"Our findings should be a clear wake up call for federal prison officials and should prompt them to do whatever is necessary to ensure that they are fulfilling their constitutional obligations to provide adequate levels of care," said Gabriel B. Eber, attorney with the ACLU's National Prison Project, who wrote the letter to Lappin after spending the past year investigating the SCU by interviewing prisoners and reviewing hundreds of pages of prison records. "The Constitution prohibits deliberate indifference to the serious medical needs of prisoners, including those sentenced to die."
According to the ACLU's letter, prison officials do not promptly respond to medical emergencies, access to acute health care is woefully deficient, prisoners who need medicine face substantial obstacles getting prescriptions filled and signs of potentially serious medical conditions are consistently ignored.
Earlier this year, for example, a prisoner suffering from a cardiac emergency spent more than 45 minutes pressing the emergency call button in his cell before receiving any kind of a response. It took three additional hours for a physician to arrive and only then was the prisoner transported to the emergency room where he received the medical care he needed. Upon return from the hospital, however, it was five days before the prisoner received his first dose of the medication prescribed by the hospital cardiologist.
"The failure of prison officials to adequately respond to the medical emergencies of prisoners, and to ensure proper access to critical medications, is inexplicable and could well result in prisoner deaths," said Eber.
Prisoners are also not adequately evaluated for mental illnesses, according to the ACLU's letter, and those who are diagnosed with mental illnesses are not sufficiently treated. In fact, prisoners housed in the SCU say their regimens of psychotropic medications were discontinued by prison officials upon their arrival in the SCU. One prisoner went so far as to volunteer for execution last year, citing the denial by prison officials of any mental health treatment as a significant factor in his doing so.
Dental care for prisoners in the SCU is grossly and dangerously deficient as well. Prisoners are regularly forced to wait for months on end in considerable pain while their requests for care are routinely ignored. Care is so poor that some prisoners have chosen to have all of their teeth extracted rather than suffer any further.
Prisoners are also forced to endure a constant bombardment of incessant noise at all hours of the day and night. According to the ACLU's letter, prisoners are subjected to constant banging and screaming from other parts of the institution. They are also subjected to the sounding of several deafening fire alarms each week that last as long as 90 minutes, include flashing strobe lights, and cause significant psychological distress.

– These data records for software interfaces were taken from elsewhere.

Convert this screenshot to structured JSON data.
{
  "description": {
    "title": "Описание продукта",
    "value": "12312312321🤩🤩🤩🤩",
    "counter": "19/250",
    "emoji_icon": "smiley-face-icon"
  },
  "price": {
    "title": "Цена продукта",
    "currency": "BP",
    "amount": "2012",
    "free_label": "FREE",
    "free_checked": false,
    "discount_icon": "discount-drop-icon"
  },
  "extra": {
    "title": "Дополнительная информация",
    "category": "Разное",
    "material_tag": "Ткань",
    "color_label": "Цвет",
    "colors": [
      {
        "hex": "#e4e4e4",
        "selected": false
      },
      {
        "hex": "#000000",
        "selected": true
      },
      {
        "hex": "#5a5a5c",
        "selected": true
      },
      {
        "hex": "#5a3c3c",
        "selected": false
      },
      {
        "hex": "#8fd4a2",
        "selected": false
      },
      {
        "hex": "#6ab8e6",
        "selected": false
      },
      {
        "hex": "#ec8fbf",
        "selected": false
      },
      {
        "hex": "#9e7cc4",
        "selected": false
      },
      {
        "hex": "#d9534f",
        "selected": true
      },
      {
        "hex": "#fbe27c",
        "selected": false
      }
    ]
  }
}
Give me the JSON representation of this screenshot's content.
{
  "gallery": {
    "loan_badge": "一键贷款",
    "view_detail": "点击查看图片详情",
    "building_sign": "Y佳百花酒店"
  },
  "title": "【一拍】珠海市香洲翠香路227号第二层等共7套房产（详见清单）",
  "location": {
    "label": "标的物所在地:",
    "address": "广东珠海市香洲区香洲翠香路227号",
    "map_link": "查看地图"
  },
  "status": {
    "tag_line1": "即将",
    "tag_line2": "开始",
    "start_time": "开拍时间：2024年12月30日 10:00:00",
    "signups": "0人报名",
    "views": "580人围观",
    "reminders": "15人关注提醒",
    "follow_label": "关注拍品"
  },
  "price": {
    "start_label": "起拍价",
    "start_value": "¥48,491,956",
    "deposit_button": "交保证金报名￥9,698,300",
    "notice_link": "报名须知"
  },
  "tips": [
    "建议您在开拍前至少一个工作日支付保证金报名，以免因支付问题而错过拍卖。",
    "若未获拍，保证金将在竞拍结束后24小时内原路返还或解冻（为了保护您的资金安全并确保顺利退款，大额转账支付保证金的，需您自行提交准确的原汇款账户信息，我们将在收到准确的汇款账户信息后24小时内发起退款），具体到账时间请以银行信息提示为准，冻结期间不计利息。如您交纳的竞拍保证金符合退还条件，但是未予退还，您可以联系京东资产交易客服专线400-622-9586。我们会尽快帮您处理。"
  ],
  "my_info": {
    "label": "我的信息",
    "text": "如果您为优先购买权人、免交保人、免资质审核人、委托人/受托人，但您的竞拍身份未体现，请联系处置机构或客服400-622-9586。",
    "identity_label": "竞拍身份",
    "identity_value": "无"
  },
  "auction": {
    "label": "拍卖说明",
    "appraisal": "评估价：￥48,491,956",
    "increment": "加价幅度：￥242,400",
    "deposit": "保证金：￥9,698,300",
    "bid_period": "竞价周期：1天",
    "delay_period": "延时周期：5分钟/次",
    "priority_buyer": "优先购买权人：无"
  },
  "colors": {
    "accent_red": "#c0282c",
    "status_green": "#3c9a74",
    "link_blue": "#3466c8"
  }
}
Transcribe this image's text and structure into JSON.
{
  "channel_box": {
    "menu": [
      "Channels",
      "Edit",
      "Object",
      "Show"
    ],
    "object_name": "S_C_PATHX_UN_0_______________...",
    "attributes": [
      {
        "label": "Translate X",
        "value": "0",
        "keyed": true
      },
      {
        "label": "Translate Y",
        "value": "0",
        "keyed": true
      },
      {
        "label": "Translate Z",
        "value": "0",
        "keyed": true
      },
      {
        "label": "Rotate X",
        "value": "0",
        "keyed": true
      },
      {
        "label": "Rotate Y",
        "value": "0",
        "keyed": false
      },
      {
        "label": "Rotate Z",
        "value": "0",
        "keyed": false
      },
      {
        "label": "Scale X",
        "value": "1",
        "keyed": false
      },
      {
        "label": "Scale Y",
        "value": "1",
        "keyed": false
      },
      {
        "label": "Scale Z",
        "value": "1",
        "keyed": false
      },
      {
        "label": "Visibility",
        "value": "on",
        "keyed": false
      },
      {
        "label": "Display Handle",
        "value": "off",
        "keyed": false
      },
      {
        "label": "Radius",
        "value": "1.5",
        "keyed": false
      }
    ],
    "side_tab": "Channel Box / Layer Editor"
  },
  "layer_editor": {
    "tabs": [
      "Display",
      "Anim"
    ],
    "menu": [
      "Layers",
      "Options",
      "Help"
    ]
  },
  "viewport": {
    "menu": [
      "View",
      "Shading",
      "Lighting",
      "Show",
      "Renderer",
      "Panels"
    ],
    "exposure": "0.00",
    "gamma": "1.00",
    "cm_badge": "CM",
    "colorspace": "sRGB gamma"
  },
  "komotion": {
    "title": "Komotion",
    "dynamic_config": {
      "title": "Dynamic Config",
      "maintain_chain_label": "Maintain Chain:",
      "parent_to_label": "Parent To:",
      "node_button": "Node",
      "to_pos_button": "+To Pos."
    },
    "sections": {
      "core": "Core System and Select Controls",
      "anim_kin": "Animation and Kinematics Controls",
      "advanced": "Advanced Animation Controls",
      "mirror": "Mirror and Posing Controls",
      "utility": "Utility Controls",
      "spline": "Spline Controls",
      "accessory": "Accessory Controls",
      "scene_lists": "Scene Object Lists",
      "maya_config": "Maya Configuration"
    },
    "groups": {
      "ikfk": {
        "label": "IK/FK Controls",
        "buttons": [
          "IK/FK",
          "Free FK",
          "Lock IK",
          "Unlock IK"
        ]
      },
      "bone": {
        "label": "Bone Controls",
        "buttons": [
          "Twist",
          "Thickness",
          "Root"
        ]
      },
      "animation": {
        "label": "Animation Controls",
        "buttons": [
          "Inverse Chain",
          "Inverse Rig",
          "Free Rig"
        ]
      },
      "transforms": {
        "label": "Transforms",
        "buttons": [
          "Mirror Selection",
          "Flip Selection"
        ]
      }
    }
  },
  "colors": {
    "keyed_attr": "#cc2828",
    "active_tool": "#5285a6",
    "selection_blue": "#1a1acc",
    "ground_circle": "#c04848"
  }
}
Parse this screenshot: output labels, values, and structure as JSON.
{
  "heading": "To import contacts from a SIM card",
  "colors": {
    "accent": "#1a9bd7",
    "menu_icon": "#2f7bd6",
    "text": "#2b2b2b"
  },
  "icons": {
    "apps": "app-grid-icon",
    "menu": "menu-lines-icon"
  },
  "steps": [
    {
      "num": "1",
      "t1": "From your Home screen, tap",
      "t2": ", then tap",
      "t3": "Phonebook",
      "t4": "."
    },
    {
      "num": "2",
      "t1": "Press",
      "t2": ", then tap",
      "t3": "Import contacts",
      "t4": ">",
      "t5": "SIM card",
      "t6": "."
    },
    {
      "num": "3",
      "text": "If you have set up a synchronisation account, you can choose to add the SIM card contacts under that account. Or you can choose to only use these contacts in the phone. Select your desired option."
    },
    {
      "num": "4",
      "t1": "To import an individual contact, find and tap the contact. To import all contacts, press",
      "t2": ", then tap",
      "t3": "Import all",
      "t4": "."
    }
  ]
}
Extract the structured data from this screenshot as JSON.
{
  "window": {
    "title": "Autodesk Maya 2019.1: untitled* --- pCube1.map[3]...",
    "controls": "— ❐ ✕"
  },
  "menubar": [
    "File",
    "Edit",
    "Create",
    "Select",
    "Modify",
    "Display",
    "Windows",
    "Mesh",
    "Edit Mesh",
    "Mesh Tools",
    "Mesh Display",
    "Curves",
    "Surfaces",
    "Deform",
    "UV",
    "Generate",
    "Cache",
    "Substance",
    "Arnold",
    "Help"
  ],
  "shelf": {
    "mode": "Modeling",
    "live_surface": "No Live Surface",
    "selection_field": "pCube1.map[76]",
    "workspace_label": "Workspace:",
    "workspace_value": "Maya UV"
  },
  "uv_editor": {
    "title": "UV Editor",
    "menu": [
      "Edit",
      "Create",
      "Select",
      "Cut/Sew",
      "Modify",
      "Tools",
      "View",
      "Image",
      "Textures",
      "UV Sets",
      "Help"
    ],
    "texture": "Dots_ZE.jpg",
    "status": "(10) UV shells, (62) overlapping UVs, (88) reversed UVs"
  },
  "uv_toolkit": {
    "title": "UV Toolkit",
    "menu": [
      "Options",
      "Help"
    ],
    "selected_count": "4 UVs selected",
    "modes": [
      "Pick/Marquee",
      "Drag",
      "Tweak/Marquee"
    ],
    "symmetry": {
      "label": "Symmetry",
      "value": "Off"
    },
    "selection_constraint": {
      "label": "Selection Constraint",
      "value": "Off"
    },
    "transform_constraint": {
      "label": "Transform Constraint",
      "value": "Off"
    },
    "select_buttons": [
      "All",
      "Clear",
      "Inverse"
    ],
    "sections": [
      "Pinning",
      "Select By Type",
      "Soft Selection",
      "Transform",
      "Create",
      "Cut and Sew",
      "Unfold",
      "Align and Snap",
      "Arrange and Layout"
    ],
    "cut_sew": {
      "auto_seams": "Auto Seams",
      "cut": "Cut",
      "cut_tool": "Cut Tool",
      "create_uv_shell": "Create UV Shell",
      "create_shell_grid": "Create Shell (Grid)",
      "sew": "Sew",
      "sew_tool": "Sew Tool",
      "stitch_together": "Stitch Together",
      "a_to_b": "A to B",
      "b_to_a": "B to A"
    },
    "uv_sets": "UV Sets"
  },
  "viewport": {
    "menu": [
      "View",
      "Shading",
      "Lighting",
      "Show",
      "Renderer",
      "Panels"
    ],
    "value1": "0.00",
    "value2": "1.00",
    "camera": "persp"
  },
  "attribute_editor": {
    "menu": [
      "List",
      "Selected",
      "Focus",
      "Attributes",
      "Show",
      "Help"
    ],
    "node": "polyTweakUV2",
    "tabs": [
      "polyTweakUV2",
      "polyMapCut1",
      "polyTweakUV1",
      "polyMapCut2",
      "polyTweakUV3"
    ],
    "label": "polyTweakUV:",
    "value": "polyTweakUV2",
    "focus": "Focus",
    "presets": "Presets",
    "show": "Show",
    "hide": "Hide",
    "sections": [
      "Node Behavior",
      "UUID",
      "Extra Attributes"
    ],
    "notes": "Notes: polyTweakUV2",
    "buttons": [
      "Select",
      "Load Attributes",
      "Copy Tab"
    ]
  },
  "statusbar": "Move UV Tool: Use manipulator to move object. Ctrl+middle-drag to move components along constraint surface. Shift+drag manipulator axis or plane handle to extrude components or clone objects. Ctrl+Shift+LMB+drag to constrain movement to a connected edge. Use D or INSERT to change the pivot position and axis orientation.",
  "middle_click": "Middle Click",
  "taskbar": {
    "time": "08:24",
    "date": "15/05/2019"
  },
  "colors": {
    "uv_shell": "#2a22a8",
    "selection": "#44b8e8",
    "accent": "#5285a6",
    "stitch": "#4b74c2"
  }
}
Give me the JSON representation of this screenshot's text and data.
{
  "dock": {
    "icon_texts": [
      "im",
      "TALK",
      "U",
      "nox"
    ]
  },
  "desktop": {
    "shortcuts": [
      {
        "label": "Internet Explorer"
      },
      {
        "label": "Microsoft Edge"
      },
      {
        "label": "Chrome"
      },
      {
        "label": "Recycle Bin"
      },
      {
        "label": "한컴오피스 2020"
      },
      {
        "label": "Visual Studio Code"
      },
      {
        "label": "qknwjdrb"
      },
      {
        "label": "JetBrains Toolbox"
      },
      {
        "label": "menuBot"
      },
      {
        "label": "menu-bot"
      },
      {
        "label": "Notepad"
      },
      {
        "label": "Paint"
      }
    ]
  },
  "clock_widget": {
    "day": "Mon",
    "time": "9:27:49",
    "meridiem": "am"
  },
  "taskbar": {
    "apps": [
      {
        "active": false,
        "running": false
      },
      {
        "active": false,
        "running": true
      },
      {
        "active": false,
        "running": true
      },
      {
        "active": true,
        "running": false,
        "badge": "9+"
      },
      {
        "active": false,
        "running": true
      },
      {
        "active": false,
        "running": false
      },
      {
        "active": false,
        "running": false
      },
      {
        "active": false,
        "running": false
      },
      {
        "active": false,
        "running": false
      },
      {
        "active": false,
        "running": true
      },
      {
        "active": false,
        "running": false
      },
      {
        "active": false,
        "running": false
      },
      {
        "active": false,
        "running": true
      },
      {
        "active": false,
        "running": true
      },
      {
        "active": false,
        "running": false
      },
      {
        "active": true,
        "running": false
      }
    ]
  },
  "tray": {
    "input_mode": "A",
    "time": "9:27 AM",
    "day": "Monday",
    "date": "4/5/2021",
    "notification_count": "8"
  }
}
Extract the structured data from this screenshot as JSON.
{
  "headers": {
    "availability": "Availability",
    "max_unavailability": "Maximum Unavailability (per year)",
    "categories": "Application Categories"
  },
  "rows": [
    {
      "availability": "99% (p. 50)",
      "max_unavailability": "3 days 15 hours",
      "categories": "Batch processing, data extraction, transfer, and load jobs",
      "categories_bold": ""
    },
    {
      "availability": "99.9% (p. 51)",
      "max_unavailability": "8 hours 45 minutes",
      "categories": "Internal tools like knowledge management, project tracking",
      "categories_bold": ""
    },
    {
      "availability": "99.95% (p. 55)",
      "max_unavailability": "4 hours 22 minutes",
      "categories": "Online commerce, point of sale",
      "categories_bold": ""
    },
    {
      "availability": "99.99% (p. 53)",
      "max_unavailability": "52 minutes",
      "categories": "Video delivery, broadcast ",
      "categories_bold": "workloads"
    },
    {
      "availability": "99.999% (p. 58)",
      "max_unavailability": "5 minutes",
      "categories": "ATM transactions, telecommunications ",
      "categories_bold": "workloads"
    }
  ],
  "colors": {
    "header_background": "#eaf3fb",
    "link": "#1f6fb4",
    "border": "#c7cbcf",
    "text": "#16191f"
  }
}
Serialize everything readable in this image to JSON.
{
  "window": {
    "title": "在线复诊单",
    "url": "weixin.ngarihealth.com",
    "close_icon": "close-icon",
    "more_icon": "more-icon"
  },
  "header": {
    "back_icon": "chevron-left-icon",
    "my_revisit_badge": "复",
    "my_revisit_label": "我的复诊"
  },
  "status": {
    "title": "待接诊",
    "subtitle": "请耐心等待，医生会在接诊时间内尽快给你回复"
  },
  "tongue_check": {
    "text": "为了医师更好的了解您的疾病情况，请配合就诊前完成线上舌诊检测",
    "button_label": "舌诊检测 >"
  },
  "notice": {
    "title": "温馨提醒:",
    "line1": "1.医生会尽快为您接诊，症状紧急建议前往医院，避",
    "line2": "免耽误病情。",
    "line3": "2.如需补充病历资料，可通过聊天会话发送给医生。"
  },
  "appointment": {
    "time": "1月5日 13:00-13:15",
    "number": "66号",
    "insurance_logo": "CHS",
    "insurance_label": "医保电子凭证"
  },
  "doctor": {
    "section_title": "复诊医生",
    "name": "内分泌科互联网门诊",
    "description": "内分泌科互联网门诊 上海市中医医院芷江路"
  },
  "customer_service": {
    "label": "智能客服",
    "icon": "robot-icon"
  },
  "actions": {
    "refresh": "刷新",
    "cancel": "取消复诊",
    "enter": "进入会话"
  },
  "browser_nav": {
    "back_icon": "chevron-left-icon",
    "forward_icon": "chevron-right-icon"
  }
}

"The fact that prisoners are asking to be executed as a means of escaping the horrendous conditions they are forced to contend with on a daily basis is a testament to just how urgently changes are needed," said Eber. "That kind of reality is unworthy of a society that cherishes justice and fairness."
A copy of the ACLU's letter to Lappin can be found online at: www.aclu.org/prison/conditions/37148lgl20081015.html
Additional information about the ACLU's National Prison Project can be found online at: www.aclu.org/prison/index.html